Hawks Nest is one of the most beautiful locations on the NSW coast. It is known for its magnificent coastal landscape and diverse flora and fauna. It is also one of the few places on the NSW coast where Dingoes can still be observed.

Dingoes were first brought to Australia between 3500-5000 years ago by Aboriginal people. The Dingo helped with hunting, and kept food scraps down to a minimum. Following European settlement, the Dingo was hunted due to its impact on livestock. Today, Dingo populations are conserved in NSW in areas listed under schedule 2 of the Rural Lands Protection Act. Myall Lakes National Park is one of these areas.

Seeing Dingoes in their natural habitat is a privilege, so please watch them from a distance and NEVER approach or feed a Dingo.

A dingo or a Dingo hybrid which has lost its fear of humans and has become aggressive is managed as a “wild dog”. When wild dogs are fed or allowed to scavenge in rubbish for food scraps they lose their hunting skills and come to expect to be fed by humans.

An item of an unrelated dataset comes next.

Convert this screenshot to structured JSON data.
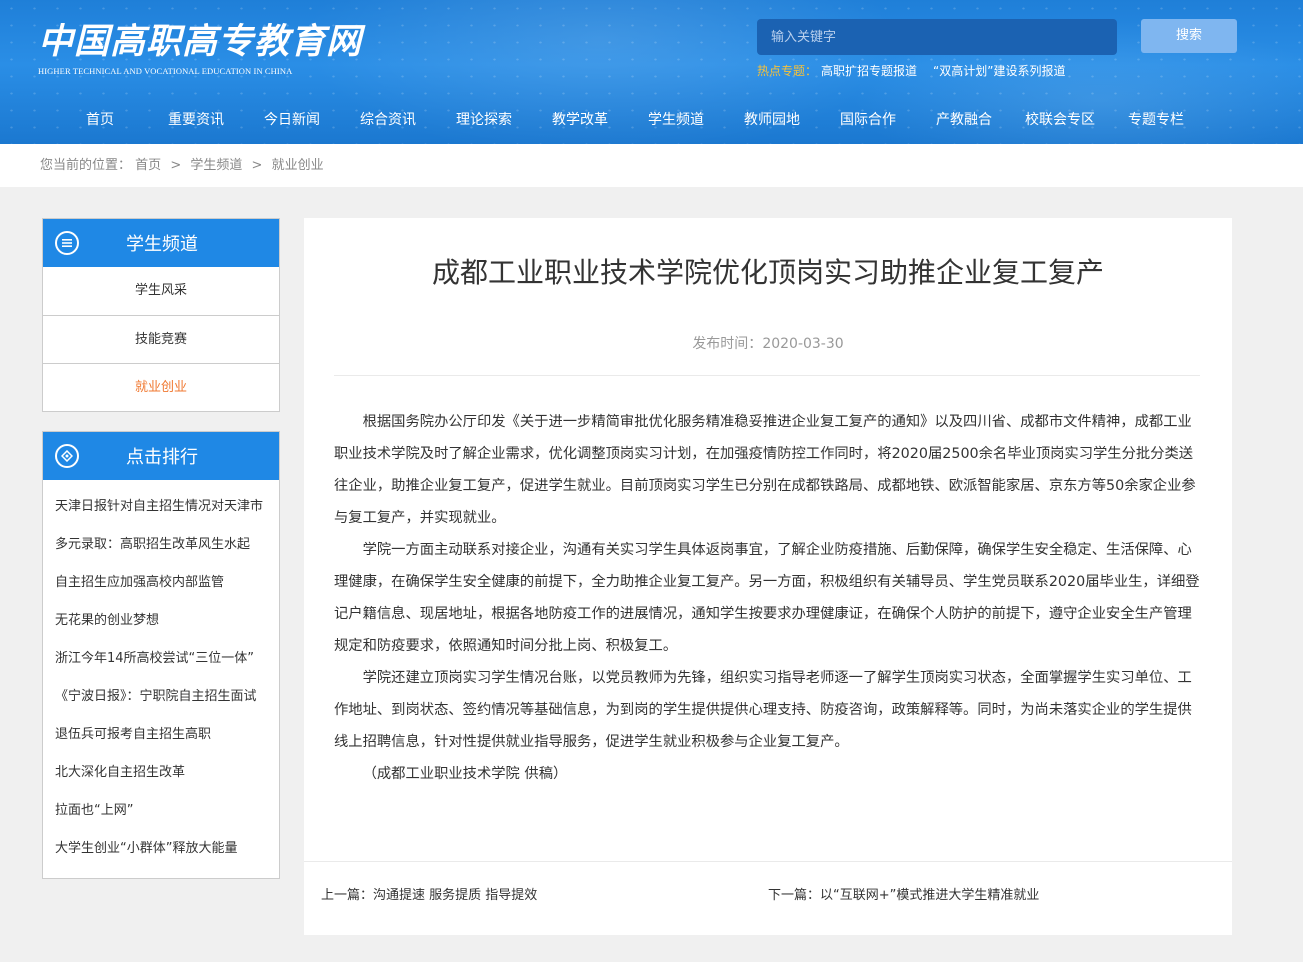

Urban areas, such as Hawks Nest, provide easy food for wild dogs, with rubbish bins, scraps and ‘kind-hearted people’ who intentionally feed them. Aggressive wild dogs can pose a real risk to public safety. If you are concerned about the future of these animals in the Hawks Nest area, you should not approach the animals, feed or allow them near urban food sources.

Wild dogs in the Hawks Nest area are naturally lean, so don’t be fooled into feeding them. Feeding also creates an unnatural food source for wild dogs, promoting higher animal numbers.

© Department of Environment, Climate Change and Water NSW